Page and application data records ▸
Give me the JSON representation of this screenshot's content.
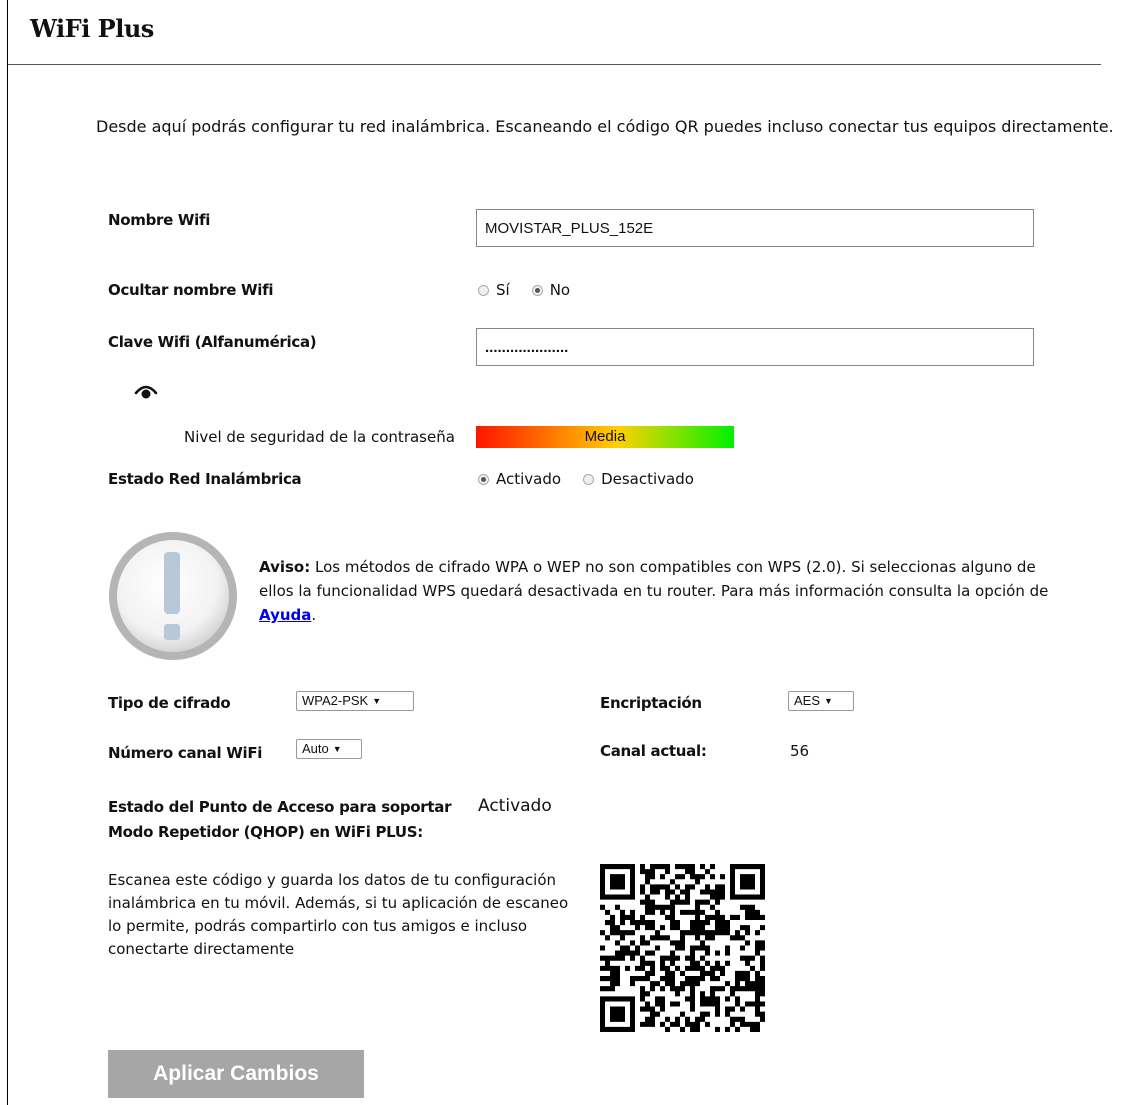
{
  "header": {
    "title": "WiFi Plus"
  },
  "intro": "Desde aquí podrás configurar tu red inalámbrica. Escaneando el código QR puedes incluso conectar tus equipos directamente.",
  "wifi_name": {
    "label": "Nombre Wifi",
    "value": "MOVISTAR_PLUS_152E"
  },
  "hide_name": {
    "label": "Ocultar nombre Wifi",
    "options": [
      "Sí",
      "No"
    ],
    "selected": "No"
  },
  "wifi_key": {
    "label": "Clave Wifi (Alfanumérica)",
    "value": "....................",
    "show_icon": "eye-icon"
  },
  "password_strength": {
    "label": "Nivel de seguridad de la contraseña",
    "value": "Media"
  },
  "wireless_state": {
    "label": "Estado Red Inalámbrica",
    "options": [
      "Activado",
      "Desactivado"
    ],
    "selected": "Activado"
  },
  "notice": {
    "icon": "warning-exclamation-icon",
    "bold": "Aviso:",
    "text": " Los métodos de cifrado WPA o WEP no son compatibles con WPS (2.0). Si seleccionas alguno de ellos la funcionalidad WPS quedará desactivada en tu router. Para más información consulta la opción de ",
    "link": "Ayuda",
    "end": "."
  },
  "cipher_type": {
    "label": "Tipo de cifrado",
    "value": "WPA2-PSK"
  },
  "encryption": {
    "label": "Encriptación",
    "value": "AES"
  },
  "channel": {
    "label": "Número canal WiFi",
    "value": "Auto"
  },
  "current_channel": {
    "label": "Canal actual:",
    "value": "56"
  },
  "access_point": {
    "label_line1": "Estado del Punto de Acceso para soportar",
    "label_line2": "Modo Repetidor (QHOP) en WiFi PLUS:",
    "value": "Activado"
  },
  "qr": {
    "text": "Escanea este código y guarda los datos de tu configuración inalámbrica en tu móvil. Además, si tu aplicación de escaneo lo permite, podrás compartirlo con tus amigos e incluso conectarte directamente",
    "icon": "qr-code-icon"
  },
  "apply_button": "Aplicar Cambios"
}
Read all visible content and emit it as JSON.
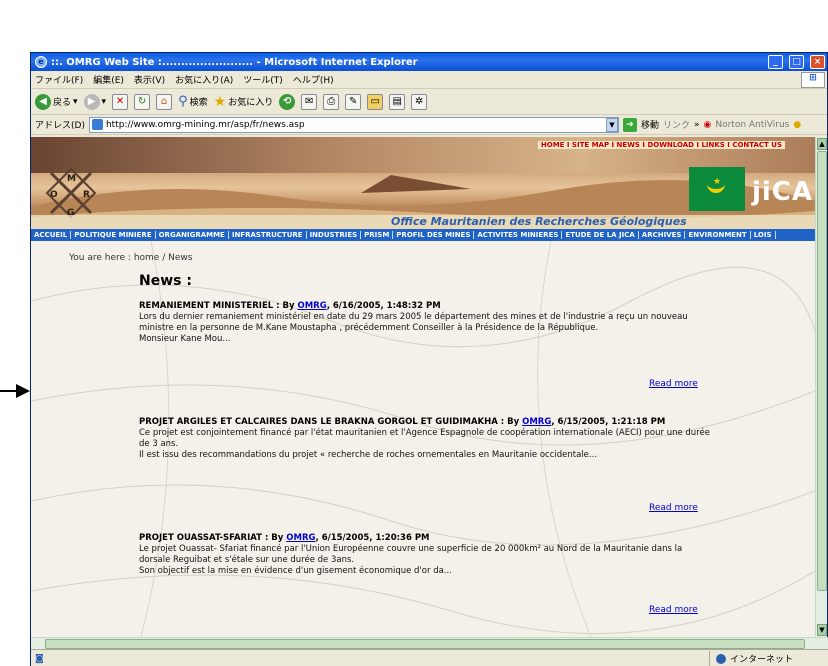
{
  "window": {
    "title": "::. OMRG Web Site :........................ - Microsoft Internet Explorer"
  },
  "menu": [
    "ファイル(F)",
    "編集(E)",
    "表示(V)",
    "お気に入り(A)",
    "ツール(T)",
    "ヘルプ(H)"
  ],
  "toolbar": {
    "back": "戻る",
    "search": "検索",
    "favorites": "お気に入り"
  },
  "address": {
    "label": "アドレス(D)",
    "url": "http://www.omrg-mining.mr/asp/fr/news.asp",
    "go": "移動",
    "links": "リンク",
    "antivirus": "Norton AntiVirus"
  },
  "site": {
    "toplinks": "HOME I SITE MAP I NEWS I DOWNLOAD I LINKS I CONTACT US",
    "banner_title": "Office Mauritanien des Recherches Géologiques",
    "logo_letters": [
      "M",
      "O",
      "R",
      "G"
    ],
    "jica": "jiCA",
    "nav": [
      "ACCUEIL",
      "POLITIQUE MINIERE",
      "ORGANIGRAMME",
      "INFRASTRUCTURE",
      "INDUSTRIES",
      "PRISM",
      "PROFIL DES MINES",
      "ACTIVITES MINIERES",
      "ETUDE DE LA JICA",
      "ARCHIVES",
      "ENVIRONMENT",
      "LOIS"
    ]
  },
  "page": {
    "breadcrumb": "You are here : home / News",
    "heading": "News :",
    "read_more": "Read more",
    "news": [
      {
        "title": "REMANIEMENT MINISTERIEL : By ",
        "author": "OMRG",
        "date": ", 6/16/2005, 1:48:32 PM",
        "body": "Lors du dernier remaniement ministériel en date du 29 mars 2005 le département des mines et de l'industrie a reçu un nouveau ministre en la personne de M.Kane Moustapha , précédemment Conseiller à la Présidence de la République.",
        "body2": "Monsieur Kane Mou..."
      },
      {
        "title": "PROJET ARGILES ET CALCAIRES DANS LE BRAKNA GORGOL ET GUIDIMAKHA : By ",
        "author": "OMRG",
        "date": ", 6/15/2005, 1:21:18 PM",
        "body": "Ce projet est conjointement financé par l'état mauritanien et l'Agence Espagnole de coopération internationale (AECI) pour une durée de 3 ans.",
        "body2": "Il est issu des recommandations du projet « recherche de roches ornementales en Mauritanie occidentale..."
      },
      {
        "title": "PROJET OUASSAT-SFARIAT : By ",
        "author": "OMRG",
        "date": ", 6/15/2005, 1:20:36 PM",
        "body": "Le projet Ouassat- Sfariat financé par l'Union Européenne couvre une superficie de 20 000km² au Nord de la Mauritanie dans la dorsale Reguibat et s'étale sur une durée de 3ans.",
        "body2": "Son objectif est la mise en évidence d'un gisement économique d'or da..."
      }
    ]
  },
  "status": {
    "zone": "インターネット"
  }
}
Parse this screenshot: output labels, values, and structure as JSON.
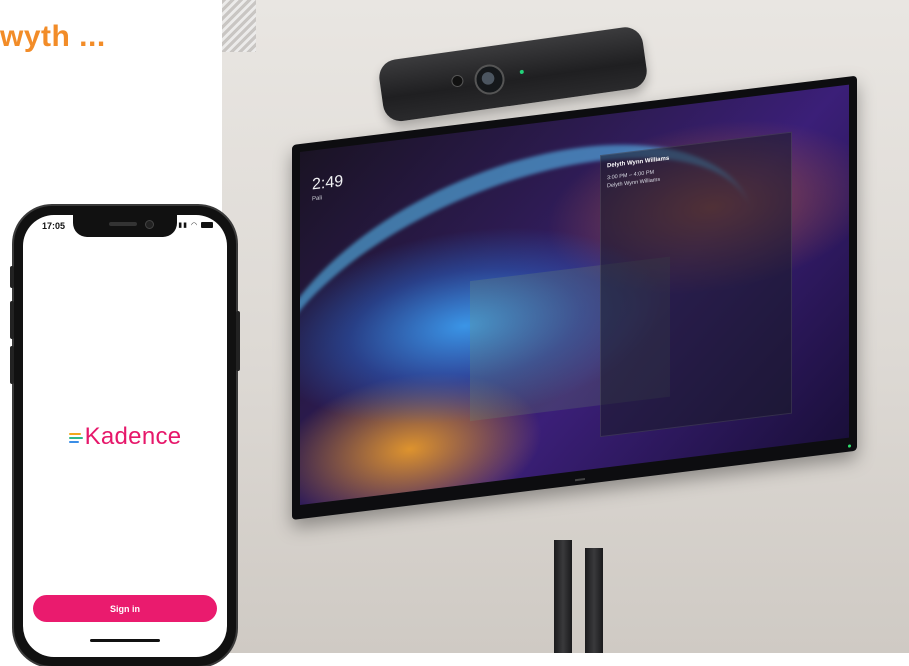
{
  "headline": {
    "text": "wyth ..."
  },
  "phone": {
    "status_time": "17:05",
    "logo_text": "Kadence",
    "sign_in_label": "Sign in"
  },
  "tv": {
    "clock": "2:49",
    "clock_sub": "Pali",
    "event_title": "Delyth Wynn Williams",
    "event_time": "3:00 PM – 4:00 PM",
    "event_organizer": "Delyth Wynn Williams"
  },
  "colors": {
    "headline": "#f28c28",
    "brand_pink": "#ea1b6e",
    "tv_led": "#2ee06d"
  }
}
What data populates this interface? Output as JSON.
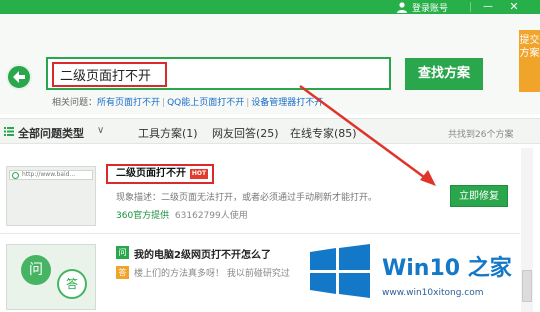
{
  "header": {
    "user_label": "登录账号",
    "minimize": "—",
    "close": "✕"
  },
  "search": {
    "query": "二级页面打不开",
    "button_label": "查找方案",
    "feedback_label": "提交方案",
    "related_label": "相关问题：",
    "related_links": [
      "所有页面打不开",
      "QQ能上页面打不开",
      "设备管理器打不开"
    ]
  },
  "filters": {
    "all_label": "全部问题类型",
    "tabs": [
      "工具方案(1)",
      "网友回答(25)",
      "在线专家(85)"
    ],
    "found": "共找到26个方案"
  },
  "results": [
    {
      "title": "二级页面打不开",
      "badge": "HOT",
      "thumb_url": "http://www.baid...",
      "desc": "现象描述：二级页面无法打开，或者必须通过手动刷新才能打开。",
      "source": "360官方提供",
      "users": "63162799人使用",
      "action": "立即修复"
    },
    {
      "q_icon": "问",
      "a_icon": "答",
      "title": "我的电脑2级网页打不开怎么了",
      "answer": "楼上们的方法真多呀！ 我以前碰研究过",
      "bubble_q": "问",
      "bubble_a": "答"
    }
  ],
  "watermark": {
    "title": "Win10 之家",
    "url": "www.win10xitong.com"
  },
  "colors": {
    "brand_green": "#2aa64c",
    "highlight_red": "#d92b2b",
    "link_blue": "#1a6dc8",
    "feedback_orange": "#f0a42a"
  }
}
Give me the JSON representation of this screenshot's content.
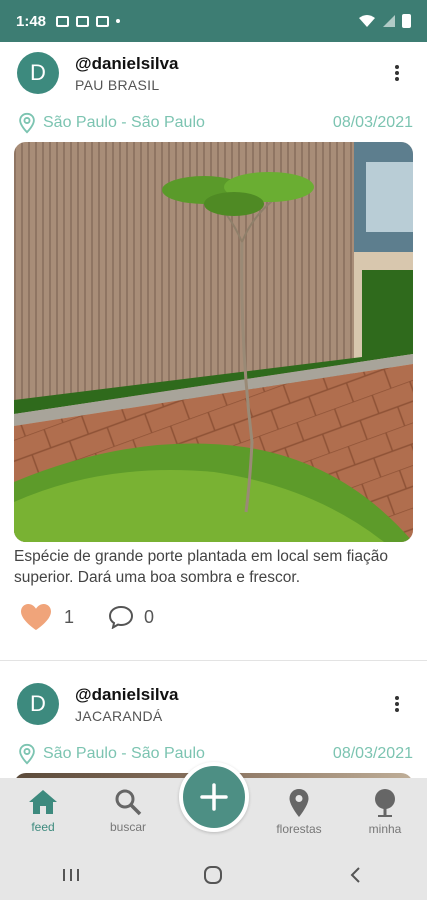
{
  "status_bar": {
    "time": "1:48"
  },
  "posts": [
    {
      "avatar_letter": "D",
      "username": "@danielsilva",
      "species": "PAU BRASIL",
      "location": "São Paulo -  São Paulo",
      "date": "08/03/2021",
      "caption": "Espécie de grande porte  plantada em local sem fiação superior. Dará uma boa sombra e frescor.",
      "likes": "1",
      "comments": "0"
    },
    {
      "avatar_letter": "D",
      "username": "@danielsilva",
      "species": "JACARANDÁ",
      "location": "São Paulo -  São Paulo",
      "date": "08/03/2021"
    }
  ],
  "bottom_nav": {
    "items": [
      {
        "label": "feed",
        "icon": "home-icon",
        "active": true
      },
      {
        "label": "buscar",
        "icon": "search-icon"
      },
      {
        "label": "florestas",
        "icon": "map-pin-icon"
      },
      {
        "label": "minha",
        "icon": "tree-icon"
      }
    ],
    "fab_icon": "plus-icon"
  },
  "colors": {
    "primary": "#3d8a7e",
    "status_bar": "#3d7d73",
    "accent_text": "#7cc4b1",
    "like": "#f0a47a",
    "nav_bg": "#e6e6e6"
  }
}
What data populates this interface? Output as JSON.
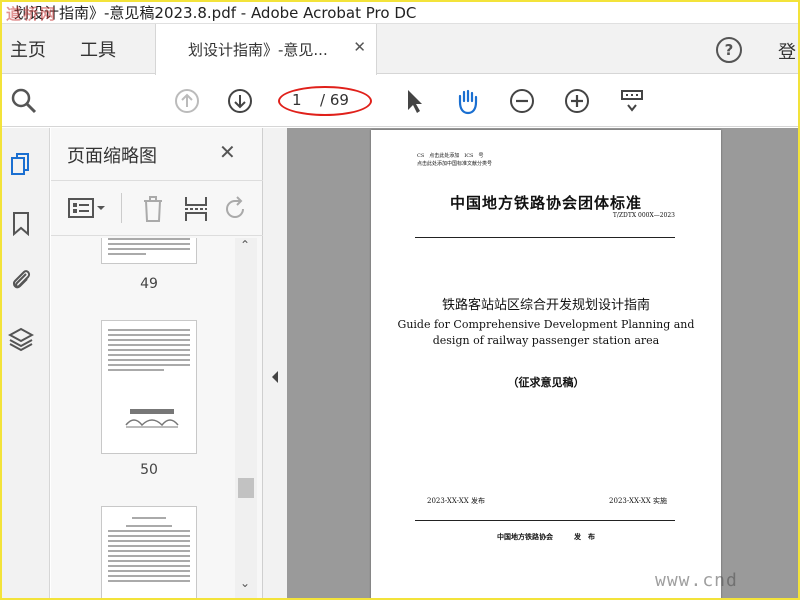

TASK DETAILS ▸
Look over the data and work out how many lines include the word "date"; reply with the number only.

SOLUTION BELOW ▸
6